As I was thinking about what kind of blog I would enjoy writing, I thought about those days and realized that out of that messy high-low stew, ideas bubbled and bloomed.
*ideas that led to a book, a plot, a title or a series
*ideas that solved plot problems
*ideas that sparked new ideas
I also learned not to dismiss or pre-judge anything because we—literally—never knew where out next terrific idea would come from.
Realizing in retrospect that it was that oddball potpourri that caused ideas to flow, I began to think about how I could recreate that creative energy in blog form. Why not share all the interesting, offbeat, repellent, lurid, provocative and enlightening content that rushes past in a torrent every day? With the huge plus that the internet adds a vital new dimension: the ability to link.
Writers are constantly being advised to read, read, read but not very many advisers are specific about exactly what writers should read and how their reading can help them. What I’ve decided to do is employ my editor’s eye and offer links to content that grabbed my attention with the thought that what got me thinking might also trigger ideas in others.
I want to make it clear that you should almost never take anything literally.
*Consider a link through the filter of your own interests, your genre or a genre you’re interested in trying.
*Whether you need a plot, a scene, a character, a setting or even a word, don’t wait around waiting for inspiration to strike. Instead, actively seek out inspiration.
*Be assertive but not impatient.
*Make allowances for the delayed reaction.
*Give yourself and your creativity time and space to process your reactions to what you’ve read, skimmed and/or experienced.
Here are a few examples of how reading something you never thought would interest you can increase your creativity:
*A link to an article about clothes/fashion/design might seem to be about the clothes--but look deeper. What about the designer him/herself? Or the man or woman wearing those clothes? Could a model in haute couture or a geek in a hoodie, a socialite in a fur or a club kid in shredded jeans suggest a new character, bring an existing character into clearer focus or even spark a brand new idea?
*A link to a review of a book about spies in New York might suggest a setting, a double cross, a killing or a ghost. What happens if a chick lit heroine moves into an apartment where Nazi secrets were once traded? Or what if a present-day spy learns from history and avoids a fatal mistake?
*The link to a story about butt lifts & millionaire mixers might suggest a character (or a few), a setting (for a crime or a romance), or how the millionaire at a mixer is really a billionaire. Or a complete con man. Or woman.
I love slang, lingo and shoptalk—so whenever I come across lively examples, I’ll share them because slang and shoptalk can jazz up the most workmanlike but necessary scene. For example:

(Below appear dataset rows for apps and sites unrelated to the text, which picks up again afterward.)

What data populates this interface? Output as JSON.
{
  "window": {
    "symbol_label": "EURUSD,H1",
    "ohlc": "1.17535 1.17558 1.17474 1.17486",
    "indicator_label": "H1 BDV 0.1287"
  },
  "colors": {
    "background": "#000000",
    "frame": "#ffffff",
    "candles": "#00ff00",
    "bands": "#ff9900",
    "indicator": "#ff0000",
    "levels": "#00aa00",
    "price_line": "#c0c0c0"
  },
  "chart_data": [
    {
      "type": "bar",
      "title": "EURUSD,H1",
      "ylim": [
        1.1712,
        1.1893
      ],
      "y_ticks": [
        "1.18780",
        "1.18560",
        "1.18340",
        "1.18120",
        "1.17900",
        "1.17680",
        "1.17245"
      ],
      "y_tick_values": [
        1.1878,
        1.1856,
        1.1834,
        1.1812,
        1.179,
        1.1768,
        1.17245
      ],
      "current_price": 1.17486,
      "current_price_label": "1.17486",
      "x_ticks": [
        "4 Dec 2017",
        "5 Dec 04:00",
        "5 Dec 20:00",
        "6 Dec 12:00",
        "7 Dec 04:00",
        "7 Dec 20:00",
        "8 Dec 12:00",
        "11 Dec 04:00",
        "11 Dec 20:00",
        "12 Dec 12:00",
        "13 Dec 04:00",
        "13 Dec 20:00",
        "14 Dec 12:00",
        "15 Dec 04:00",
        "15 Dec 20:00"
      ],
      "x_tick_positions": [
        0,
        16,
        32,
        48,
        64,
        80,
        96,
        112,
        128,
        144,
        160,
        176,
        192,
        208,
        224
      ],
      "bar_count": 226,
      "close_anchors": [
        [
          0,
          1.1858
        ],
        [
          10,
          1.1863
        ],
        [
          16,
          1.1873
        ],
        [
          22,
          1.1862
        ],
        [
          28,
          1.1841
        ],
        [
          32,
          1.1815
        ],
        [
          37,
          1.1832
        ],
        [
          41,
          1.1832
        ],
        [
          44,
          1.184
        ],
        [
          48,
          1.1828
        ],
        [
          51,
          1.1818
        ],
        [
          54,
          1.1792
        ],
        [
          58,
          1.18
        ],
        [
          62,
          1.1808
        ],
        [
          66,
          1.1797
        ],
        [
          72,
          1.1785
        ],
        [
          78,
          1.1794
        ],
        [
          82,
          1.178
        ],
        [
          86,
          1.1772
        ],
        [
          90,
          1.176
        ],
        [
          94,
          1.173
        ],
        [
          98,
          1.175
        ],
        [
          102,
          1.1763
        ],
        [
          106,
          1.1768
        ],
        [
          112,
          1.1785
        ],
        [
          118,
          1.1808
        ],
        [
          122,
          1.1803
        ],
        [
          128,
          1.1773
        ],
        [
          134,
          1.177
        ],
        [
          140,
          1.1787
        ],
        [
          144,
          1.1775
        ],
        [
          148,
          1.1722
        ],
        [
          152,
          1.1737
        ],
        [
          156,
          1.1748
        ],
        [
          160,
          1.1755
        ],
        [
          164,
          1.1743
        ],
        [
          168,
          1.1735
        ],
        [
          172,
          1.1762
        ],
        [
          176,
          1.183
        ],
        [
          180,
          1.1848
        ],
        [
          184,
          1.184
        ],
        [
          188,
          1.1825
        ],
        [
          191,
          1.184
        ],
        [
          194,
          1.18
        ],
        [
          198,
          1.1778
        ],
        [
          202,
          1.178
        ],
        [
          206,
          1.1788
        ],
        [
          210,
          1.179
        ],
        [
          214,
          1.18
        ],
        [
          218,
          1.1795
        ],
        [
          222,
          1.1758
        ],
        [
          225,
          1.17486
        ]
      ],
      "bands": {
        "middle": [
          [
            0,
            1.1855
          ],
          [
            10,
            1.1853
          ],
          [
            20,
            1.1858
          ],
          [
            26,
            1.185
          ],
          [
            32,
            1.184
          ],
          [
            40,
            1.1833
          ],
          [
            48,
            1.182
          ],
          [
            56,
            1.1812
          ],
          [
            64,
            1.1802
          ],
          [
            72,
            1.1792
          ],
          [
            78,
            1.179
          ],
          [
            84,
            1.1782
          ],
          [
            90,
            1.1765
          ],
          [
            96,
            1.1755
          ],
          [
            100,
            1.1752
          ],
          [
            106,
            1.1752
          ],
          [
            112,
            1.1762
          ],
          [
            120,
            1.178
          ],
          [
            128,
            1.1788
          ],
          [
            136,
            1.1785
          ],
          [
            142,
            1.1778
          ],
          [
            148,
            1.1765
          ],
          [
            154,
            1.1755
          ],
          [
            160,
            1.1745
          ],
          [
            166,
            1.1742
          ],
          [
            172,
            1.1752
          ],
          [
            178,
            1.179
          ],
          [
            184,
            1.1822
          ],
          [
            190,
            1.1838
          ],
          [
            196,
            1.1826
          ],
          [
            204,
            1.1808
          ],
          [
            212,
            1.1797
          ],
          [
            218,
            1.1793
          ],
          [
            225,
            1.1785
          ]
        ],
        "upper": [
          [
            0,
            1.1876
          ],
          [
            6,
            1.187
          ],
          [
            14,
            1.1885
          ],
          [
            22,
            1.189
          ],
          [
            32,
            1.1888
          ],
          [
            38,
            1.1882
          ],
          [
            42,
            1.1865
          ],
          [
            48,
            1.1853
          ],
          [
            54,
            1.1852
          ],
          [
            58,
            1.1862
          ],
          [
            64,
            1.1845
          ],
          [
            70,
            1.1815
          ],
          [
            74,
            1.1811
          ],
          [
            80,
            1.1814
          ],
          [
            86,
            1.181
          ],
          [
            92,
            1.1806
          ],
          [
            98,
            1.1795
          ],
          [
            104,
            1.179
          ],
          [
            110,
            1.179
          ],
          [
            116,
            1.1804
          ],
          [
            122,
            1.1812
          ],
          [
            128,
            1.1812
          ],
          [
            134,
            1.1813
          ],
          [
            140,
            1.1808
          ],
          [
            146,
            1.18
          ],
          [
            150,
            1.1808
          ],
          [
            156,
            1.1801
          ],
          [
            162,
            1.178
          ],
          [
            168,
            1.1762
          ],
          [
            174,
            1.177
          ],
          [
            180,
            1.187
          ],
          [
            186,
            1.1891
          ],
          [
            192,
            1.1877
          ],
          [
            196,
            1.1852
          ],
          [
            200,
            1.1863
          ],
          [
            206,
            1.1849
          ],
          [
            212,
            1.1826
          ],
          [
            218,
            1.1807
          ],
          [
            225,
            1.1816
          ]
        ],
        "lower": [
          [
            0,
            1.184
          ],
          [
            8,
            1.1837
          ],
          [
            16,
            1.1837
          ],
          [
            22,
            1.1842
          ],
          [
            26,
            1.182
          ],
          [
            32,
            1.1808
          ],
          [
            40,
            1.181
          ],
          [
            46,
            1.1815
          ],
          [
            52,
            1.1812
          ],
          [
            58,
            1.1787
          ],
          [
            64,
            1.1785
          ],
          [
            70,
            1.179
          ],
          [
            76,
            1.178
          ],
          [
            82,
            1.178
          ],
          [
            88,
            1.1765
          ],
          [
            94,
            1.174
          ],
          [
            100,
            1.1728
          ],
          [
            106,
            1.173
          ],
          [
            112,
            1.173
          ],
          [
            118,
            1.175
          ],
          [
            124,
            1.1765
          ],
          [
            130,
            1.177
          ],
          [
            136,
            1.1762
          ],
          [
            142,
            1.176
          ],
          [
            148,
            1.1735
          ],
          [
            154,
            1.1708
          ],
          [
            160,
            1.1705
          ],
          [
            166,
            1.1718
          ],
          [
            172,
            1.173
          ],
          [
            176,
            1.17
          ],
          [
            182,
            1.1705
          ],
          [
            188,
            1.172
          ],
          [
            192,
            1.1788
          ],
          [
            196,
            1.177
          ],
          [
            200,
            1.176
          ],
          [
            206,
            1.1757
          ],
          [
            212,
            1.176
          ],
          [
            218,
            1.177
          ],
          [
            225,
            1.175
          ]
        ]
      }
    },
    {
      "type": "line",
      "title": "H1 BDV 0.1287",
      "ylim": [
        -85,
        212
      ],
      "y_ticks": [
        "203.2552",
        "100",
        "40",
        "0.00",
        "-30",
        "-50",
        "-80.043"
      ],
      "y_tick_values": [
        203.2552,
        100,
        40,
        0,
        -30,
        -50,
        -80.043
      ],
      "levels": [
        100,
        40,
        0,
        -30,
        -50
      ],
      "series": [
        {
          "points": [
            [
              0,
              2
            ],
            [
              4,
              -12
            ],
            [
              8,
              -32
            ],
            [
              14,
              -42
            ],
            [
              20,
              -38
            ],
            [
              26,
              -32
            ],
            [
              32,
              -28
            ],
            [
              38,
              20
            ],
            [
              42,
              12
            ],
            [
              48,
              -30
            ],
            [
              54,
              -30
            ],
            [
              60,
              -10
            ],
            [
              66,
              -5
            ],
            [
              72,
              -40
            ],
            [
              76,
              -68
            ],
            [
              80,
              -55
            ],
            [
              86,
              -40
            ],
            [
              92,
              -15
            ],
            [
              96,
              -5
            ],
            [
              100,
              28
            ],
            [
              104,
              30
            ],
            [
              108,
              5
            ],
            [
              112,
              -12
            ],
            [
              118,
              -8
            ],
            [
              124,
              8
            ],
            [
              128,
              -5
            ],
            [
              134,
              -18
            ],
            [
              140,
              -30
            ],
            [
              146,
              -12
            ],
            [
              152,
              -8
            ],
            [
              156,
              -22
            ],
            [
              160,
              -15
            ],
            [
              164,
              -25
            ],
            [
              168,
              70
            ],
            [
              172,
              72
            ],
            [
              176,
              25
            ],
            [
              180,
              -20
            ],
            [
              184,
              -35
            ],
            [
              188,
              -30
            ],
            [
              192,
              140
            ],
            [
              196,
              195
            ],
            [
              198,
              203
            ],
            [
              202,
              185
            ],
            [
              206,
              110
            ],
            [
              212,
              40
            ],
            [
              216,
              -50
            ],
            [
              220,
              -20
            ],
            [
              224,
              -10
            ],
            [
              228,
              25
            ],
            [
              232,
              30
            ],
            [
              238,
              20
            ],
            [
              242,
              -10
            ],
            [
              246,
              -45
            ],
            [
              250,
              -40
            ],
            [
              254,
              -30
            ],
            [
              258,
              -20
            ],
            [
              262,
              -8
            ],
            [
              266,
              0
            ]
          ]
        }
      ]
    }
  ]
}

*piaffes and gassers. (Translation for people as uninformed as Ruth’s blog partner: piaffes are steps in dressage and gassers are a sprints by football players. See what you’ll learn on Ruth’s blog?)
*And that gem, BOHICA. Military slang for: Bend Over, Here It Comes Again.
I hope you will think of this new blog as a springboard, a tool box or a bank, one from which you can borrow interest-free and keep going back for more. I hope it will spark new ideas or refurbish old ideas in a new way, and that the comments will be used to bounce ideas off me and other readers.
Last and most important of all, remember that you’re not looking for an idea. You’re looking for ideas that will generate other ideas—and lots of them.
What about you, scriveners? Have you found inspiration for your characters and plots in unlikely places? Do you have a favorite place to go to jumpstart your ideas?
WINNER! The WINNER of the Terence Stamp CD contest is Rose Zurkan! Congratulations Rose, Alicia will be in touch with you!
Labels: Blogging, Golden Age of Publishing, Ruth Harris, Ruth Harris’s Blog, Writing ideas, Writing prompts